Task requirements:
Output the entries that follow, word for word.

Provided material:
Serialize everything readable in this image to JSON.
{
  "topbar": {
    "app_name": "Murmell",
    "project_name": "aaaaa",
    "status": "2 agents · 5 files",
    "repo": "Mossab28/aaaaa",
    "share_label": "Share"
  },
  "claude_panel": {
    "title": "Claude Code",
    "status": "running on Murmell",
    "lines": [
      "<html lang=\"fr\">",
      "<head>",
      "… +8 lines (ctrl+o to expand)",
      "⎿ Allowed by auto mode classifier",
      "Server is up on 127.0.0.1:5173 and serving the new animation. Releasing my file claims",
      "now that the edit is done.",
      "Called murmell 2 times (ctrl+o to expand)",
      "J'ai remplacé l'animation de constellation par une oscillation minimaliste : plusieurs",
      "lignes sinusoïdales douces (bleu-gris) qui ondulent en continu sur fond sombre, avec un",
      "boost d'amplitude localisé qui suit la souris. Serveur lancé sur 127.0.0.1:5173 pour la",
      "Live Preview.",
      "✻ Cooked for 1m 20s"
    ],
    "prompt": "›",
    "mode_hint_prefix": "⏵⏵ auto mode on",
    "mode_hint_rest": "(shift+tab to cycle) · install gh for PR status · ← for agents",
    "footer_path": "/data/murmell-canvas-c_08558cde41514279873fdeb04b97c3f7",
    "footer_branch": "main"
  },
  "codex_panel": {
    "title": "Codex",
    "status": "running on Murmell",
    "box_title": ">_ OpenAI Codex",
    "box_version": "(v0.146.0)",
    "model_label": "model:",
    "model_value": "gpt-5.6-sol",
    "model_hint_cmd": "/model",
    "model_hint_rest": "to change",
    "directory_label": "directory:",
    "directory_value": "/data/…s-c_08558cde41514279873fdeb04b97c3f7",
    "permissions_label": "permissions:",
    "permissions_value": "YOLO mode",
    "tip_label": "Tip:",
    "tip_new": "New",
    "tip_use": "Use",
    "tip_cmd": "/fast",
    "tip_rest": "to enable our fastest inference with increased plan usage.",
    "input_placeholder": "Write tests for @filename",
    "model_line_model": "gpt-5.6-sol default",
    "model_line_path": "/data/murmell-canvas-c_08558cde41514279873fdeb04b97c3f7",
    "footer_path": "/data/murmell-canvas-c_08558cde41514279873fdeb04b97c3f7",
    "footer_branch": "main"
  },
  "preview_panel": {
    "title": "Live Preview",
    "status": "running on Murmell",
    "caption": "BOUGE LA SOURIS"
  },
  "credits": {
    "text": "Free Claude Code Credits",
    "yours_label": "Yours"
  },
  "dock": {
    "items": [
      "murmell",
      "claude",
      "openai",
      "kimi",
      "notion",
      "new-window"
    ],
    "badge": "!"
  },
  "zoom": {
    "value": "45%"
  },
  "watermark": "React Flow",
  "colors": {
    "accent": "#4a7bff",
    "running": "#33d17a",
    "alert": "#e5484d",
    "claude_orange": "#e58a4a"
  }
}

Answer to this problem:
Serialize everything readable in this image to JSON.
{
  "topbar": {
    "app_name": "Murmell",
    "project_name": "aaaaa",
    "status": "2 agents · 5 files",
    "repo": "Mossab28/aaaaa",
    "share_label": "Share"
  },
  "claude_panel": {
    "title": "Claude Code",
    "status": "running on Murmell",
    "lines": [
      "<html lang=\"fr\">",
      "<head>",
      "… +8 lines (ctrl+o to expand)",
      "⎿ Allowed by auto mode classifier",
      "Server is up on 127.0.0.1:5173 and serving the new animation. Releasing my file claims",
      "now that the edit is done.",
      "Called murmell 2 times (ctrl+o to expand)",
      "J'ai remplacé l'animation de constellation par une oscillation minimaliste : plusieurs",
      "lignes sinusoïdales douces (bleu-gris) qui ondulent en continu sur fond sombre, avec un",
      "boost d'amplitude localisé qui suit la souris. Serveur lancé sur 127.0.0.1:5173 pour la",
      "Live Preview.",
      "✻ Cooked for 1m 20s"
    ],
    "prompt": "›",
    "mode_hint_prefix": "⏵⏵ auto mode on",
    "mode_hint_rest": "(shift+tab to cycle) · install gh for PR status · ← for agents",
    "footer_path": "/data/murmell-canvas-c_08558cde41514279873fdeb04b97c3f7",
    "footer_branch": "main"
  },
  "codex_panel": {
    "title": "Codex",
    "status": "running on Murmell",
    "box_title": ">_ OpenAI Codex",
    "box_version": "(v0.146.0)",
    "model_label": "model:",
    "model_value": "gpt-5.6-sol",
    "model_hint_cmd": "/model",
    "model_hint_rest": "to change",
    "directory_label": "directory:",
    "directory_value": "/data/…s-c_08558cde41514279873fdeb04b97c3f7",
    "permissions_label": "permissions:",
    "permissions_value": "YOLO mode",
    "tip_label": "Tip:",
    "tip_new": "New",
    "tip_use": "Use",
    "tip_cmd": "/fast",
    "tip_rest": "to enable our fastest inference with increased plan usage.",
    "input_placeholder": "Write tests for @filename",
    "model_line_model": "gpt-5.6-sol default",
    "model_line_path": "/data/murmell-canvas-c_08558cde41514279873fdeb04b97c3f7",
    "footer_path": "/data/murmell-canvas-c_08558cde41514279873fdeb04b97c3f7",
    "footer_branch": "main"
  },
  "preview_panel": {
    "title": "Live Preview",
    "status": "running on Murmell",
    "caption": "BOUGE LA SOURIS"
  },
  "credits": {
    "text": "Free Claude Code Credits",
    "yours_label": "Yours"
  },
  "dock": {
    "items": [
      "murmell",
      "claude",
      "openai",
      "kimi",
      "notion",
      "new-window"
    ],
    "badge": "!"
  },
  "zoom": {
    "value": "45%"
  },
  "watermark": "React Flow",
  "colors": {
    "accent": "#4a7bff",
    "running": "#33d17a",
    "alert": "#e5484d",
    "claude_orange": "#e58a4a"
  }
}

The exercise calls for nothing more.